Your party will die in For The King, but all is not lost. Completing major story steps will give you Lore Books, a currency that carries over between party deaths (additionally, all players receive the same amount lore books in Multiplayer, so there’s no need to worry about host preference or anything like that). These lore books can be used in The Lore Store to unlock new character classes, items to be added into loot tables, events and locations to encounter. It’s a fantastic system that makes it so that even when you die to a particularly unlucky encounter, you don’t feel like the attempt was completely worthless, and you always feel like you’re working towards something.
Online Multiplayer is in Beta, but works incredibly well. The only slight inconvenience is the fact that Inventory and UIs you’re able to interact with are player bound, meaning while your friends are taking their turn, you’ll be unable to interact with your own inventory of the world. There’s also no in game chat window enabled at this point, so you’ll want to bust out Discord, Curse or Skype. Not a massive inconvenience in any way, but something you should expect. For The King will certainly take a lot more coordination and communication if you’re playing with other people (In a game I played with friends, there was a fair amount of squabbling over who got to activate a certain powerful shrine, and who got an incredibly powerful sword that dropped. Vulgarities were exchanged), but that’s part of the fun. I had such a good time with it that it’s almost certainly my preferred way to play.
For the King is currently on Steam Early Access for $14.99.
Early Access is expected to run for around 6 months, but the game is in such a solid state I’d suggest picking it up now at the discount if you’re interested in it at all.

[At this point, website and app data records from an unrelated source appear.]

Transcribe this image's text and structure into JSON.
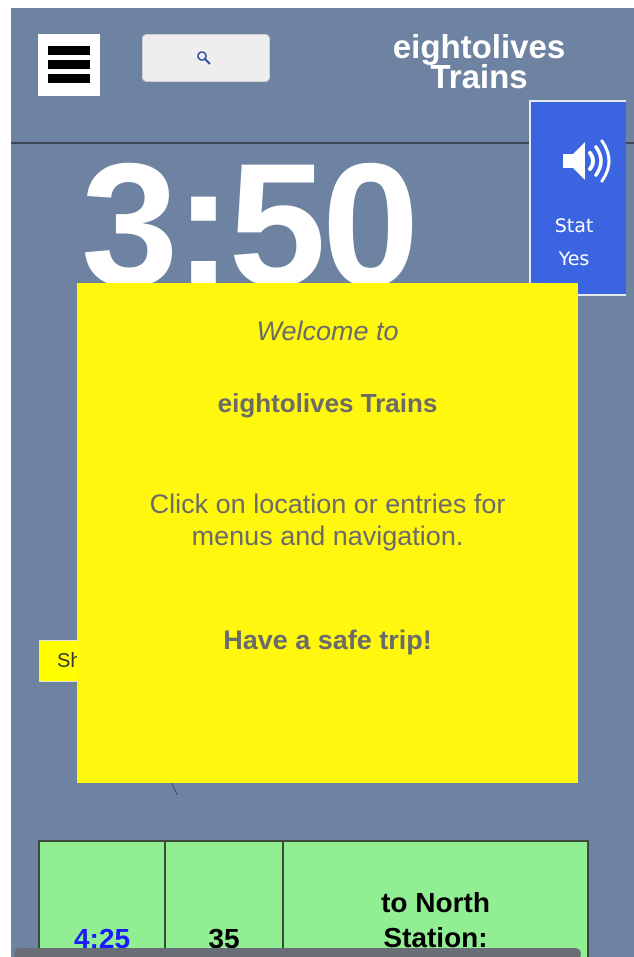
{
  "header": {
    "app_title": "eightolives\nTrains",
    "menu_icon": "hamburger-menu-icon",
    "search_icon": "magnifier-icon"
  },
  "clock": {
    "time": "3:50"
  },
  "status": {
    "icon": "speaker-volume-icon",
    "label": "Stat",
    "value": "Yes"
  },
  "side_chip": {
    "label": "Sh"
  },
  "welcome": {
    "greeting": "Welcome to",
    "name": "eightolives Trains",
    "instructions": "Click on location or entries for menus and navigation.",
    "farewell": "Have a safe trip!"
  },
  "departures": [
    {
      "time": "4:25",
      "number": "35",
      "destination": "to North Station:"
    }
  ],
  "colors": {
    "background": "#6e82a2",
    "popup": "#fff70d",
    "status_panel": "#3a64e0",
    "departure_row": "#92ee92",
    "departure_time": "#1a1aff"
  }
}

Want to learn more about the games we saw at PAX East 2017? Check out this page, which lists all the game’s we saw, and we will be updating with links to our coverage as we complete it.